- _Activity_: Read the lines below. Copy out any that hold the string "title".

[Page and application data records]

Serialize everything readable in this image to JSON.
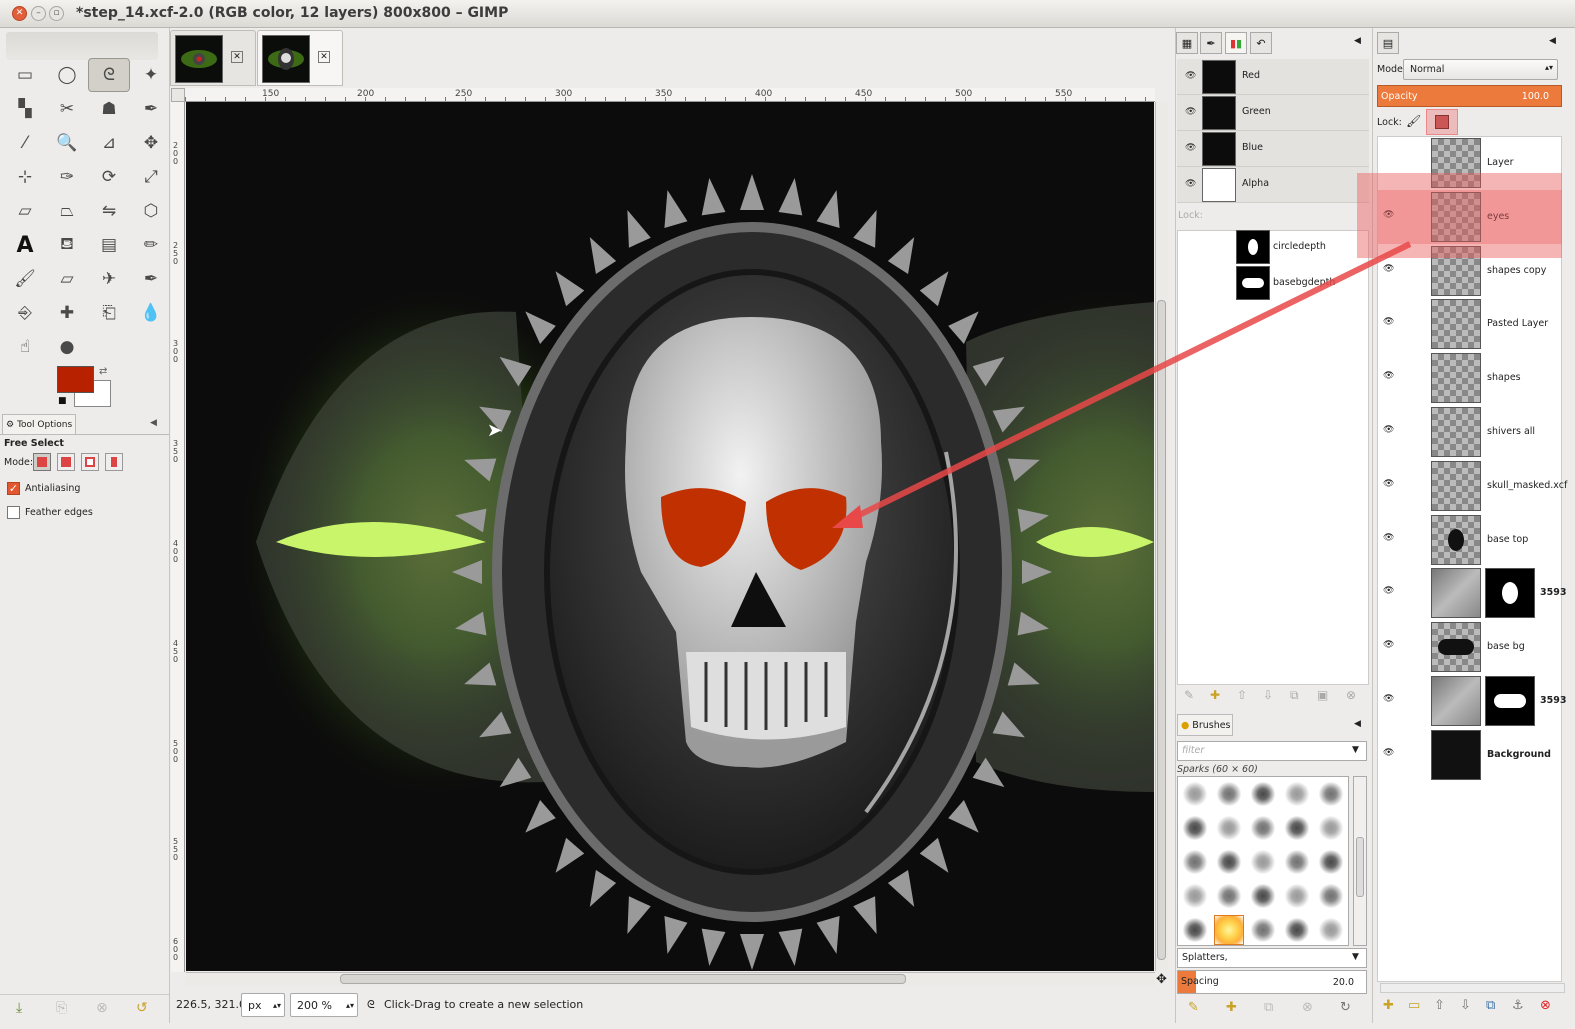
{
  "window": {
    "title": "*step_14.xcf-2.0 (RGB color, 12 layers) 800x800 – GIMP"
  },
  "toolbox": {
    "tools": [
      "rect-select-icon",
      "ellipse-select-icon",
      "free-select-icon",
      "fuzzy-select-icon",
      "select-by-color-icon",
      "scissors-icon",
      "foreground-select-icon",
      "paths-icon",
      "color-picker-icon",
      "zoom-icon",
      "measure-icon",
      "move-icon",
      "align-icon",
      "crop-icon",
      "rotate-icon",
      "scale-icon",
      "shear-icon",
      "perspective-icon",
      "flip-icon",
      "cage-icon",
      "text-icon",
      "bucket-fill-icon",
      "blend-icon",
      "pencil-icon",
      "paintbrush-icon",
      "eraser-icon",
      "airbrush-icon",
      "ink-icon",
      "clone-icon",
      "heal-icon",
      "perspective-clone-icon",
      "blur-icon",
      "smudge-icon",
      "dodge-burn-icon"
    ],
    "active_tool": "free-select-icon",
    "fg_color": "#b82100",
    "bg_color": "#ffffff"
  },
  "tool_options": {
    "tab_label": "Tool Options",
    "title": "Free Select",
    "mode_label": "Mode:",
    "antialiasing_label": "Antialiasing",
    "antialiasing_checked": true,
    "feather_label": "Feather edges",
    "feather_checked": false
  },
  "ruler": {
    "h_ticks": [
      "150",
      "200",
      "250",
      "300",
      "350",
      "400",
      "450",
      "500",
      "550"
    ],
    "v_ticks": [
      "200",
      "250",
      "300",
      "350",
      "400",
      "450",
      "500",
      "550",
      "600"
    ]
  },
  "status": {
    "coords": "226.5, 321.0",
    "unit": "px",
    "zoom": "200 %",
    "hint": "Click-Drag to create a new selection"
  },
  "channels": {
    "items": [
      {
        "label": "Red"
      },
      {
        "label": "Green"
      },
      {
        "label": "Blue"
      },
      {
        "label": "Alpha"
      }
    ],
    "lock_label": "Lock:",
    "paths": [
      {
        "label": "circledepth"
      },
      {
        "label": "basebgdepth"
      }
    ]
  },
  "brushes": {
    "tab_label": "Brushes",
    "filter_placeholder": "filter",
    "selected_name": "Sparks (60 × 60)",
    "tags_value": "Splatters,",
    "spacing_label": "Spacing",
    "spacing_value": "20.0"
  },
  "layers": {
    "mode_label": "Mode:",
    "mode_value": "Normal",
    "opacity_label": "Opacity",
    "opacity_value": "100.0",
    "lock_label": "Lock:",
    "items": [
      {
        "label": "Layer",
        "visible": false,
        "mask": false,
        "active": false
      },
      {
        "label": "eyes",
        "visible": true,
        "mask": false,
        "active": true
      },
      {
        "label": "shapes copy",
        "visible": true,
        "mask": false,
        "active": false
      },
      {
        "label": "Pasted Layer",
        "visible": true,
        "mask": false,
        "active": false
      },
      {
        "label": "shapes",
        "visible": true,
        "mask": false,
        "active": false
      },
      {
        "label": "shivers all",
        "visible": true,
        "mask": false,
        "active": false
      },
      {
        "label": "skull_masked.xcf",
        "visible": true,
        "mask": false,
        "active": false
      },
      {
        "label": "base top",
        "visible": true,
        "mask": false,
        "active": false
      },
      {
        "label": "3593",
        "visible": true,
        "mask": true,
        "active": false
      },
      {
        "label": "base bg",
        "visible": true,
        "mask": false,
        "active": false
      },
      {
        "label": "3593",
        "visible": true,
        "mask": true,
        "active": false
      },
      {
        "label": "Background",
        "visible": true,
        "mask": false,
        "active": false
      }
    ]
  }
}
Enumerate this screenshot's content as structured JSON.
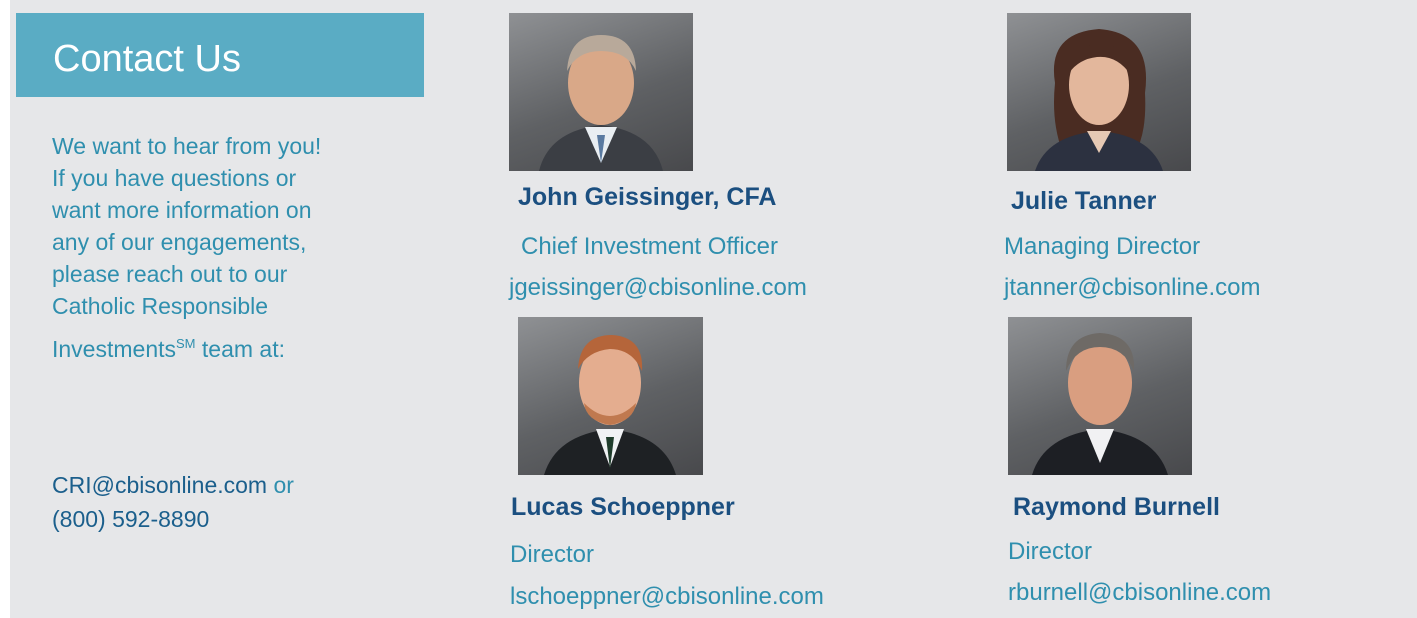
{
  "header": {
    "title": "Contact Us"
  },
  "intro": {
    "lines": [
      "We want to hear from you!",
      "If you have questions or",
      "want more information on",
      "any of our engagements,",
      "please reach out to our",
      "Catholic Responsible"
    ],
    "last_line_prefix": "Investments",
    "last_line_sup": "SM",
    "last_line_suffix": " team at:"
  },
  "contact": {
    "email": "CRI@cbisonline.com",
    "or_text": " or",
    "phone": "(800) 592-8890"
  },
  "people": [
    {
      "name": "John Geissinger, CFA",
      "title": "Chief Investment Officer",
      "email": "jgeissinger@cbisonline.com"
    },
    {
      "name": "Julie Tanner",
      "title": "Managing Director",
      "email": "jtanner@cbisonline.com"
    },
    {
      "name": "Lucas Schoeppner",
      "title": "Director",
      "email": "lschoeppner@cbisonline.com"
    },
    {
      "name": "Raymond Burnell",
      "title": "Director",
      "email": "rburnell@cbisonline.com"
    }
  ],
  "colors": {
    "header_bg": "#5aacc4",
    "panel_bg": "#e6e7e9",
    "name_color": "#1b4f80",
    "text_color": "#2f8fae"
  }
}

- _Answer_:
    "title": "*step_14.xcf-2.0 (RGB color, 12 layers) 800x800 – GIMP"
    "title": "Free Select",
    "title": "Contact Us"
      "title": "Chief Investment Officer",
      "title": "Managing Director",
      "title": "Director",
      "title": "Director",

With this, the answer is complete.